_Problem_: Once every line holding "addInput" in the listing below has been found, give their number and nothing more.

━━━━━━━━━━━━━━━━━━━━

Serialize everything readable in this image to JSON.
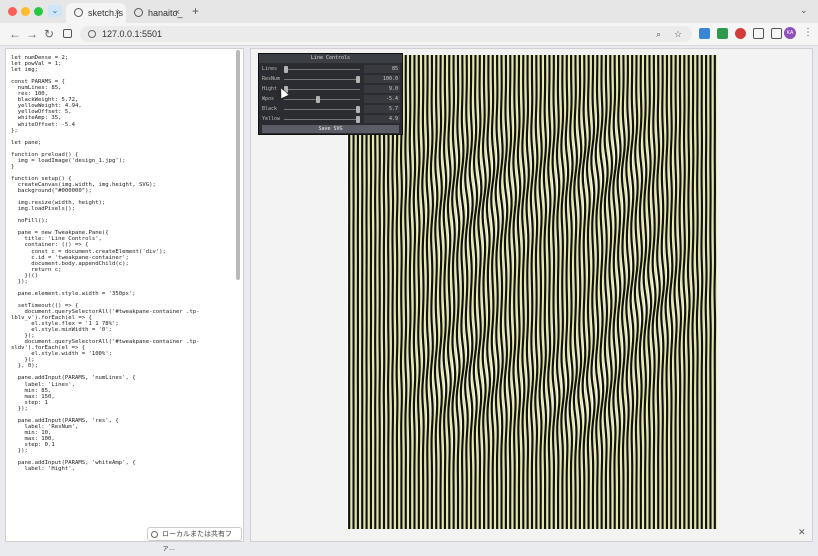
{
  "tabs": [
    {
      "label": "sketch.js",
      "active": true
    },
    {
      "label": "hanaito_",
      "active": false
    }
  ],
  "new_tab_label": "+",
  "address_bar": {
    "url": "127.0.0.1:5501"
  },
  "profile_initials": "KA",
  "code_lines": [
    "let numDense = 2;",
    "let powVal = 1;",
    "let img;",
    "",
    "const PARAMS = {",
    "  numLines: 85,",
    "  res: 100,",
    "  blackWeight: 5.72,",
    "  yellowWeight: 4.94,",
    "  yellowOffset: 5,",
    "  whiteAmp: 35,",
    "  whiteOffset: -5.4",
    "};",
    "",
    "let pane;",
    "",
    "function preload() {",
    "  img = loadImage('design_1.jpg');",
    "}",
    "",
    "function setup() {",
    "  createCanvas(img.width, img.height, SVG);",
    "  background(\"#000000\");",
    "",
    "  img.resize(width, height);",
    "  img.loadPixels();",
    "",
    "  noFill();",
    "",
    "  pane = new Tweakpane.Pane({",
    "    title: 'Line Controls',",
    "    container: (() => {",
    "      const c = document.createElement('div');",
    "      c.id = 'tweakpane-container';",
    "      document.body.appendChild(c);",
    "      return c;",
    "    })()",
    "  });",
    "",
    "  pane.element.style.width = '350px';",
    "",
    "  setTimeout(() => {",
    "    document.querySelectorAll('#tweakpane-container .tp-",
    "lblv_v').forEach(el => {",
    "      el.style.flex = '1 1 78%';",
    "      el.style.minWidth = '0';",
    "    });",
    "    document.querySelectorAll('#tweakpane-container .tp-",
    "sldv').forEach(el => {",
    "      el.style.width = '100%';",
    "    });",
    "  }, 0);",
    "",
    "  pane.addInput(PARAMS, 'numLines', {",
    "    label: 'Lines',",
    "    min: 85,",
    "    max: 150,",
    "    step: 1",
    "  });",
    "",
    "  pane.addInput(PARAMS, 'res', {",
    "    label: 'ResNum',",
    "    min: 10,",
    "    max: 100,",
    "    step: 0.1",
    "  });",
    "",
    "  pane.addInput(PARAMS, 'whiteAmp', {",
    "    label: 'Hight',"
  ],
  "pane": {
    "title": "Line Controls",
    "controls": [
      {
        "label": "Lines",
        "value": "85",
        "level": 0.0
      },
      {
        "label": "ResNum",
        "value": "100.0",
        "level": 1.0
      },
      {
        "label": "Hight",
        "value": "9.0",
        "level": 0.0
      },
      {
        "label": "Wpos",
        "value": "-5.4",
        "level": 0.45
      },
      {
        "label": "Black",
        "value": "5.7",
        "level": 1.0
      },
      {
        "label": "Yellow",
        "value": "4.9",
        "level": 1.0
      }
    ],
    "save_button": "Save SVG"
  },
  "status_text": "ローカルまたは共有ファ..."
}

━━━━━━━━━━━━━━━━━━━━

_Written answer_: 3